WG Leader: Dr. Tim Harris


Unlike database transactions, in a TM transactions do not execute in a sand-boxed environment. This exposes TM transactions to hazardous execution scenarios that would not be filtered out by the safety and liveness properties normally ensured in a DBMS environment. 

On the safety side, for instance, if, in a TM, a transaction observes an inconsistent system it may generate unexpected memory access violations or arithmetic exceptions, causing the failure of the whole application, or get trapped in infinite loops, never reaching the commit phase. This kind of phenomena is absent in a database system where transactions observing stale state can be eventually aborted without harmful side effects (except of course from a performance perspective). Further, in a TM, application's state can be concurrently accessed by both transactional and non-transactional code, a scenario clearly not modeled by classical database serialization theory. On the progress side, lock-based concurrency control schemes are extremely popular in DBMSs, where deadlocks can be lazily detected incurring simply in a performance penalty; in a TM system, conversely, lock-based solutions are often deemed unacceptable as the consequences of deadlocks (e.g. involving interrupt handlers) may lead to a halt of the whole system. 

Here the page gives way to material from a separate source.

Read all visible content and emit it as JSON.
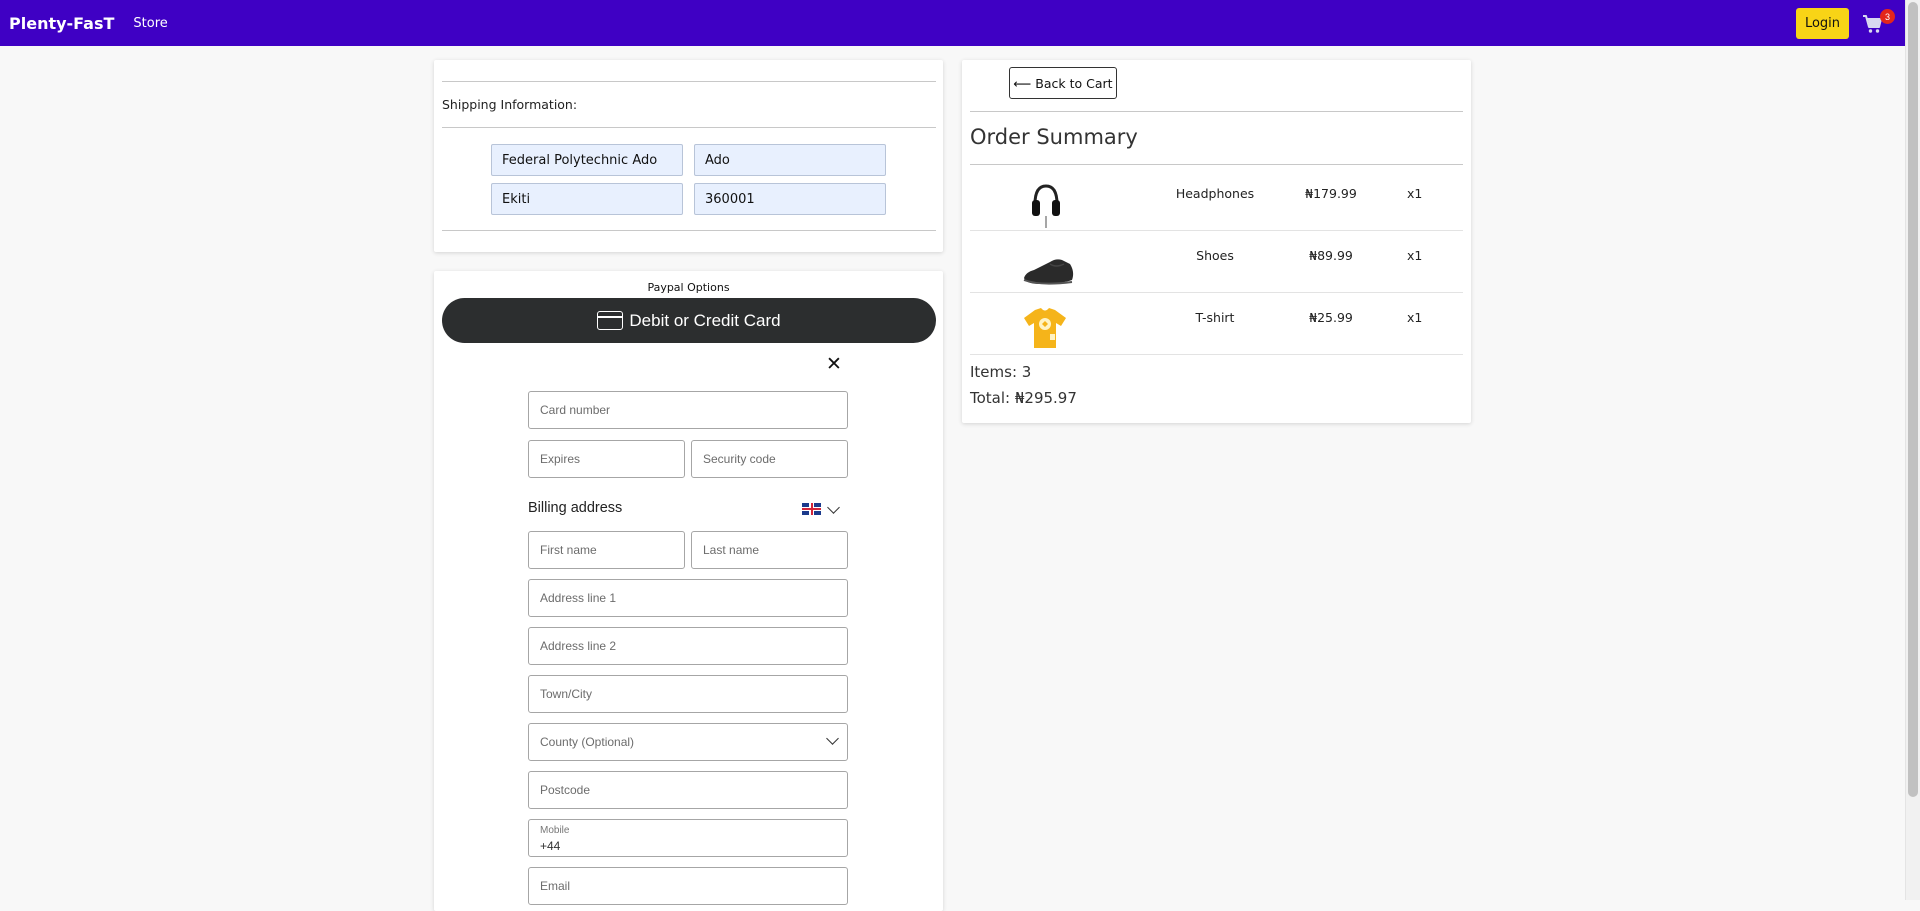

This WG will carry out foundational research aimed, firstly, at precisely formalizing the correctness criteria that TM implementations should provide. Secondly, based on such formalization, the WG will work on the design, verification and performance analysis of TM algorithms, considering both the scenarios of deployment on a single cache coherent shared memory system and over a set of distributed, shared-nothing nodes. The performance analysis carried out within this WG will be of a twofold nature. From a theoretical perspective, they will aim at establishing fundamental complexity and optimality results, shedding light on the inherent costs of the various trade-offs in the TM's design space. These theoretical results will be complemented by performance evaluation studies of software based implementations using, whenever possible, the benchmarking applications that will be produced by WG5.